ANDREW MARR: So there is a possibility of a referendum, depending what comes out of this negotiation?

GORDON BROWN: Well I’ve been absolutely clear, if we do not achieve our red lines then I would veto that.

ANDREW MARR: So there won’t be a referendum because you’ll have vetoed it.

GORDON BROWN: But if I came back and had not achieved my red lines and for some reason decided that …

ANDREW MARR: OK. Unlikely.

GORDON BROWN: …but there it is. You know..

ANDREW MARR: All right.

The first point to be made is the extent of the Prime Minister’s hypocrisy. For at the very beginning of the interview, in order to excuse his behaviour over the election that never was, Brown had the brass nerve to say this:

As Prime Minister you’ve got a power and you’ve got a responsibility. Your power is that you alone make a decision about elections. The responsibility, however, is to listen to people and to exercise that power with responsibility.

Here he is, saying that, having first wound us all up over an election he is now winding us all down because, having a responsibility to ‘listen to the people’, he has listened and therefore done his duty by stepping back from an election.

Well, Prime Minister, why not do your duty and listen to the people, 80% of them, who have, whatever you may say about it, decided that they want to have a referendum? Why are you right and they wrong? How can you purport honourably to exercise your ‘power with responsibility to listen’ on the one matter and then in all conscience duck the exercise of that same ‘power with responsibility to listen’ at the drop of a hat when the nation demands something which is inconvenient to you? The degree of casuistry and deviousness required to permit this distinction in the mind of the Prime Minister and the claque that surrounds him, which has so spectacularly fouled up this past week, is of a truly breathtaking extent.
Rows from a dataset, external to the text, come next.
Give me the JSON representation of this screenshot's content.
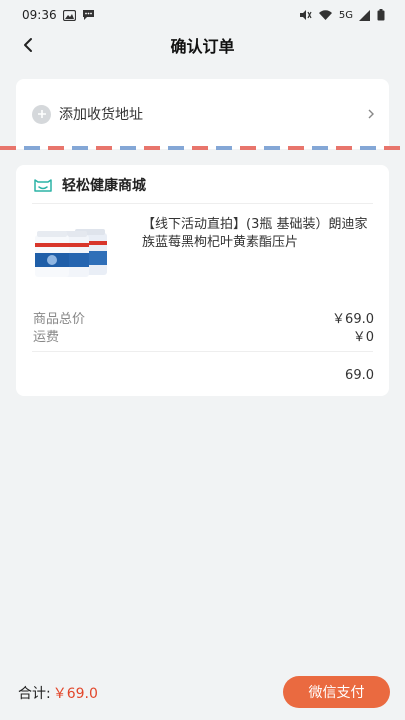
{
  "status_bar": {
    "time": "09:36",
    "network": "5G"
  },
  "header": {
    "title": "确认订单"
  },
  "address": {
    "add_label": "添加收货地址"
  },
  "shop": {
    "name": "轻松健康商城"
  },
  "product": {
    "title": "【线下活动直拍】(3瓶 基础装）朗迪家族蓝莓黑枸杞叶黄素酯压片"
  },
  "summary": {
    "goods_total_label": "商品总价",
    "goods_total_value": "￥69.0",
    "shipping_label": "运费",
    "shipping_value": "￥0",
    "subtotal_value": "69.0"
  },
  "footer": {
    "total_label": "合计:",
    "total_price": "￥69.0",
    "pay_button": "微信支付"
  },
  "colors": {
    "accent": "#ea6a40",
    "price": "#e2462a",
    "shop_icon": "#2bb3a6"
  },
  "icons": [
    "back-arrow-icon",
    "plus-icon",
    "chevron-right-icon",
    "shop-icon"
  ]
}
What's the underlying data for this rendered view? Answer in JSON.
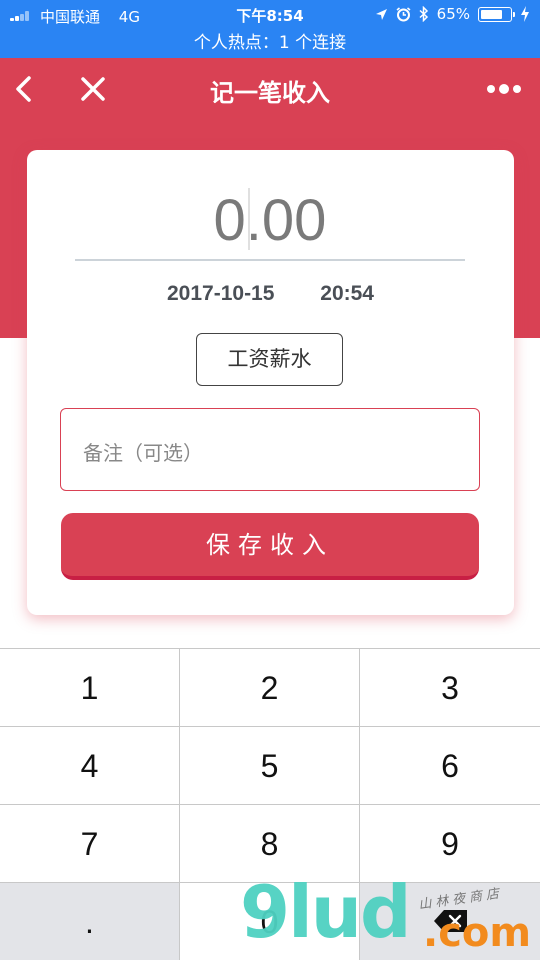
{
  "status_bar": {
    "carrier": "中国联通",
    "network": "4G",
    "time": "下午8:54",
    "battery": "65%",
    "battery_level": 0.65
  },
  "hotspot_banner": "个人热点：1 个连接",
  "nav": {
    "title": "记一笔收入",
    "back_icon": "chevron-left-icon",
    "close_icon": "close-icon",
    "more_icon": "more-dots-icon"
  },
  "form": {
    "amount": "0.00",
    "date": "2017-10-15",
    "time": "20:54",
    "category": "工资薪水",
    "note_placeholder": "备注（可选）",
    "save_label": "保存收入"
  },
  "keypad": {
    "rows": [
      [
        "1",
        "2",
        "3"
      ],
      [
        "4",
        "5",
        "6"
      ],
      [
        "7",
        "8",
        "9"
      ],
      [
        ".",
        "0",
        ""
      ]
    ],
    "backspace_icon": "backspace-icon"
  },
  "watermark": {
    "main": "9lud",
    "suffix": ".com",
    "small": "山林夜商店"
  },
  "colors": {
    "accent": "#d94154",
    "status_bar": "#2a84f3"
  }
}
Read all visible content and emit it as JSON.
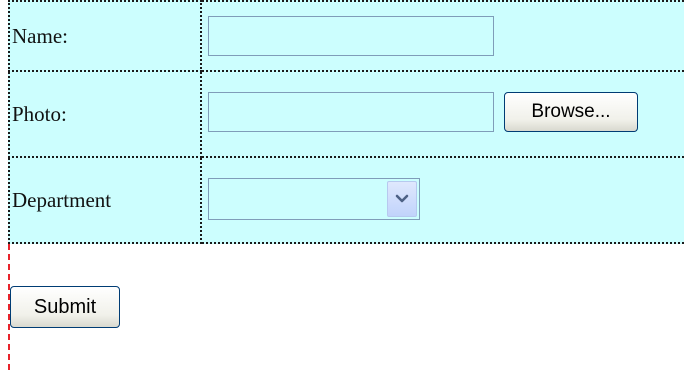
{
  "form": {
    "fields": {
      "name": {
        "label": "Name:",
        "value": ""
      },
      "photo": {
        "label": "Photo:",
        "value": "",
        "browse_label": "Browse..."
      },
      "department": {
        "label": "Department",
        "selected": "",
        "arrow_icon": "chevron-down-icon"
      }
    },
    "submit_label": "Submit"
  },
  "colors": {
    "field_background": "#ccfefe",
    "guide_line": "#e8232b",
    "input_border": "#7f9db9",
    "button_border": "#003c74"
  }
}
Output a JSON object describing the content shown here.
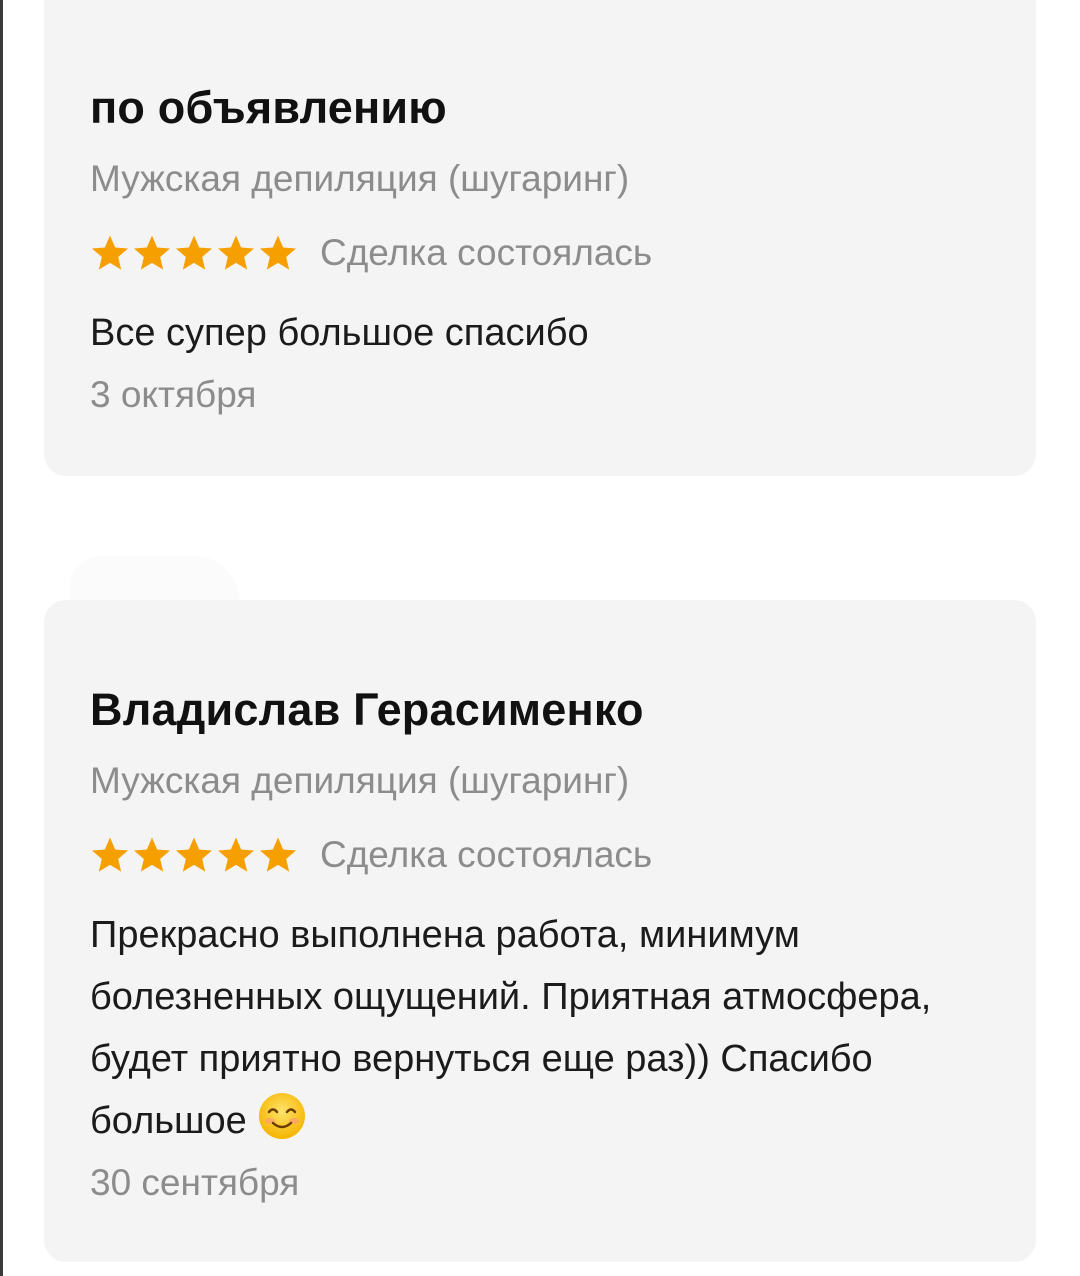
{
  "reviews": [
    {
      "author": "по объявлению",
      "service": "Мужская депиляция (шугаринг)",
      "rating": 5,
      "status": "Сделка состоялась",
      "text": "Все супер большое спасибо",
      "date": "3 октября"
    },
    {
      "author": "Владислав Герасименко",
      "service": "Мужская депиляция (шугаринг)",
      "rating": 5,
      "status": "Сделка состоялась",
      "text": "Прекрасно выполнена работа, минимум болезненных ощущений. Приятная атмосфера, будет приятно вернуться еще раз)) Спасибо большое",
      "emoji": "smiling-face-icon",
      "date": "30 сентября"
    }
  ],
  "colors": {
    "card_bg": "#f4f4f4",
    "star": "#f5a000",
    "muted_text": "#8c8c8c",
    "main_text": "#1b1b1b"
  }
}
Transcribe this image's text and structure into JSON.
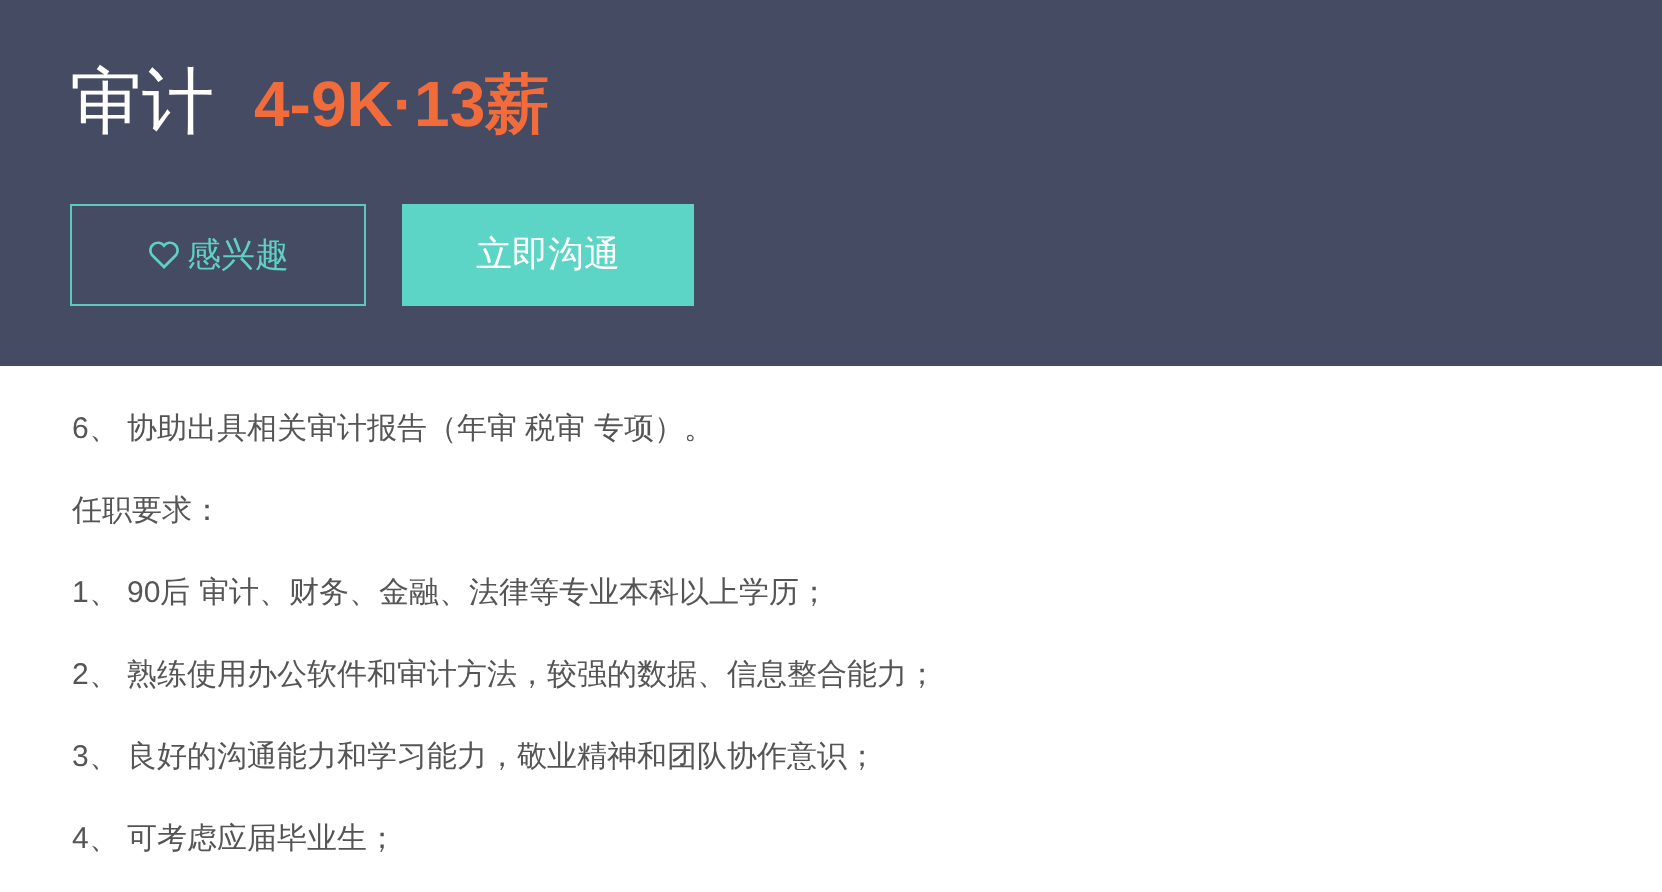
{
  "header": {
    "title": "审计",
    "salary": "4-9K·13薪",
    "buttons": [
      {
        "kind": "outline",
        "label": "感兴趣"
      },
      {
        "kind": "primary",
        "label": "立即沟通"
      }
    ]
  },
  "description": [
    "6、 协助出具相关审计报告（年审 税审 专项）。",
    "任职要求：",
    "1、 90后 审计、财务、金融、法律等专业本科以上学历；",
    "2、 熟练使用办公软件和审计方法，较强的数据、信息整合能力；",
    "3、 良好的沟通能力和学习能力，敬业精神和团队协作意识；",
    "4、 可考虑应届毕业生；"
  ]
}
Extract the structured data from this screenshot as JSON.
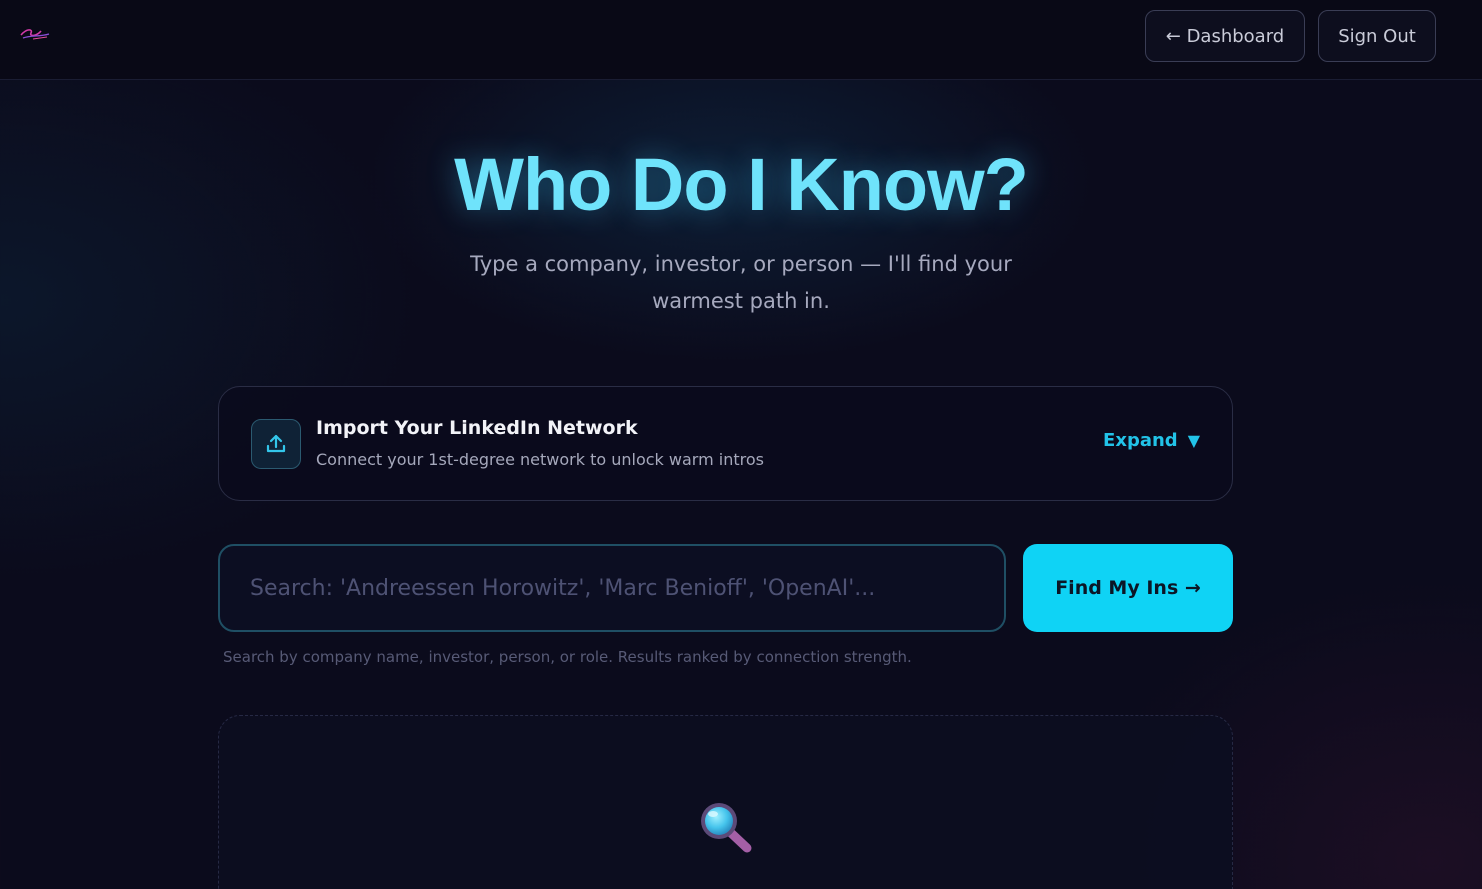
{
  "header": {
    "logo_icon": "brand-logo-icon",
    "dashboard_label": "← Dashboard",
    "signout_label": "Sign Out"
  },
  "hero": {
    "title": "Who Do I Know?",
    "subtitle": "Type a company, investor, or person — I'll find your warmest path in."
  },
  "import": {
    "icon": "upload-icon",
    "title": "Import Your LinkedIn Network",
    "description": "Connect your 1st-degree network to unlock warm intros",
    "expand_label": "Expand",
    "expand_icon": "▼"
  },
  "search": {
    "placeholder": "Search: 'Andreessen Horowitz', 'Marc Benioff', 'OpenAI'...",
    "value": "",
    "button_label": "Find My Ins →",
    "hint": "Search by company name, investor, person, or role. Results ranked by connection strength."
  },
  "results": {
    "empty_icon": "magnifying-glass-icon"
  },
  "colors": {
    "accent": "#0fd3f5",
    "title": "#6fe3fb",
    "background": "#0b0b1c"
  }
}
Then there is the little matter of the Constitution itself, concerning which he says:

and so we’ve got a protocol, we’ve got an opt-in, we’ve got an emergency break in some areas

One is bound to ask: so what? Even if one were for a moment to accept that these items are of any real consequence or effect whatsoever, that leaves a document which still affords the EU all the institutions and indicia of a Nation State and powers of which even some tyrants might be envious; leaves in place a huge number of surrender of vetoes that amount, by common consent, to an enormous transfer of competences (ie sovereign power) to the EU; gives the EU powers to amend Treaties without recourse to further Treaty-making that are Orwellian in concept and scope.

The reality: all the protocols, red lines and emergency brakes in the world are but a series of mosquito bites on the hide of the Mastodon that is the EU. They mean nothing and anyway the EU will simply press on as if they had never existed, because that is what it always does.

I am loath to offer advice to the PM, but might it not be that he could go some way to restoring the train wreck that is his personal reputation and character by the courageous act of saying that, in respect of the Treaty, that he recognises that, whatever has gone before, he now accepts that the people want a referendum and that he has listened and will yield?

I suspect not: the yellow goes too deep.

For those who believe that a referendum is both necessary and vital in the national interest, this is an important moment. Brown is grievously wounded now and so this is surely the moment to press the advantage: every effort ought now to be made to force this issue as the Lisbon summit approaches. It is possible he will want to minimise as far as possible any further damage and will, at last, give way. Now is the time for ruthlessness, to kick this man when he is down. There is surely only so much he can take.

Sadly, it may be that, when it comes to matters involving such un-Labour concepts as “honour”, “duty”, “responsibility” and the like, Brown does not actually have the moral compass that he arrogates to himself, but is in fact quite amoral and incapable of seeing where his duty, his responsibility and his honour lie.

The whole interview is here.